The Glass Castle – Review
Originally published: 2005
The dice landed on: 6
Did I finish?: Oh, yes!
Do I like the cover?: Yes.
One-sentence summary: Jeannette Walls writes about growing up with alcoholic, but intelligent dad, want-to-be-artist mother, two sisters and a brother.
Jeannette’s parents married in 1956. He was a dashing young officer in the air force and she was an intelligent, artistic young woman who’d trained as a teacher. After getting married he left the air force to better support a family. This could be the start of a stable life with children and good jobs, but that was not the way it turned out.
Jeannette spent her younger years moving around in the desert areas in the western US, relocating every time her dad lost his job and started owing too many people money. The moves usually came without warning, the kids usually only got to take one thing, and longer stays than a few months were a rarity. Rex called every move an adventure and said it was to get away from F.B.I that was too interested in his doings.
The family life was a strange mix of neglect and care. Many basic needs were being neglected, including food and health care, while the parents also stressed the importance of learning. They always had books around and the children could all read and were doing well in school, when they went to one. The family was always poor, getting poorer as time went by, and any money was spent more on alcohol and art supplies than for food and clothes.

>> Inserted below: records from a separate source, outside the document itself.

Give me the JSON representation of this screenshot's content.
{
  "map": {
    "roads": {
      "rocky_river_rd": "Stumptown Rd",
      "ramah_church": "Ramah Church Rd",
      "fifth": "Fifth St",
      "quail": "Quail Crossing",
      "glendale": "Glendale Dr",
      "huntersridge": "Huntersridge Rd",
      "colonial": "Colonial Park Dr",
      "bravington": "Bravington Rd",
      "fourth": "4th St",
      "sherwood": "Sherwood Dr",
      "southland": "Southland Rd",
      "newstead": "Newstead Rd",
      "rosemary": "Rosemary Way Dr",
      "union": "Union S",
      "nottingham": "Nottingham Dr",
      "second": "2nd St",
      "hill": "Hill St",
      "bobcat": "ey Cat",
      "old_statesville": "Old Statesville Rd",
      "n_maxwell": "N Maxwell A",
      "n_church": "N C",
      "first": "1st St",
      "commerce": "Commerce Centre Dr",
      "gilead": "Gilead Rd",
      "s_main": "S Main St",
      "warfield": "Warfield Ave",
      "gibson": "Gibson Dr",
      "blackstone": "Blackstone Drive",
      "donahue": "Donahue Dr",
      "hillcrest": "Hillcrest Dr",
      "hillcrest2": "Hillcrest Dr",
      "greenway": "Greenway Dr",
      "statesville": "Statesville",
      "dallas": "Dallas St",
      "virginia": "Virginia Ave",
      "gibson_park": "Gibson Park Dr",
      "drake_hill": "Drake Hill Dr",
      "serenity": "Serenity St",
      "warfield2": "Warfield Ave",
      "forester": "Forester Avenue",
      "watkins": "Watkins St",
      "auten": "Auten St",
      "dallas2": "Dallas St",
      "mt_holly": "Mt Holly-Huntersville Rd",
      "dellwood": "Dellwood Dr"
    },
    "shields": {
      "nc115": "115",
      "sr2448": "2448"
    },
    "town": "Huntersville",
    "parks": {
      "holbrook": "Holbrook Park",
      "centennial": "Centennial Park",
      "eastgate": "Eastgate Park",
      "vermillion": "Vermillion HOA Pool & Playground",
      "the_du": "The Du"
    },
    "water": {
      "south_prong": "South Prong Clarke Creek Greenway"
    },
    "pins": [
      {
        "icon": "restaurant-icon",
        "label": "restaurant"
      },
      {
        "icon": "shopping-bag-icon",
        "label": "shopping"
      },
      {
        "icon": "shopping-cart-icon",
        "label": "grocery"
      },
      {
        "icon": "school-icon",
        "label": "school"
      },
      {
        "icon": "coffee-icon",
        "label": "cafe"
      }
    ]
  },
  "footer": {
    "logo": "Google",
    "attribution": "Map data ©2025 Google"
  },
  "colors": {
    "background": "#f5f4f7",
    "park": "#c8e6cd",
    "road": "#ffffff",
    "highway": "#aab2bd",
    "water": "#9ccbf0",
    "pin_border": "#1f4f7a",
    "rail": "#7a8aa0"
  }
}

After leaving home, if it could be called home, it’s clear that Jeannette, and her siblings, still love their parents. They are exasperated by them, ashamed of them, and certainly aware that a certain distance is necessary for their own survival. But, they do love them.
So, this sounds like a book that could be full of self-pity, therapy sessions as an adult and loathing for her parents that let them grow up in such hardship. But it isn’t. Jeannette Walls tells the story in a very straight forward manner and manages to convey both the magic times and the increasing hardship as the family slid further and futher into poverty. The details and the tone change as she herself grows older, the magic fades as she understands more of the reality of what goes on, but self-pity and blame never takes center stage.
Very much worth reading.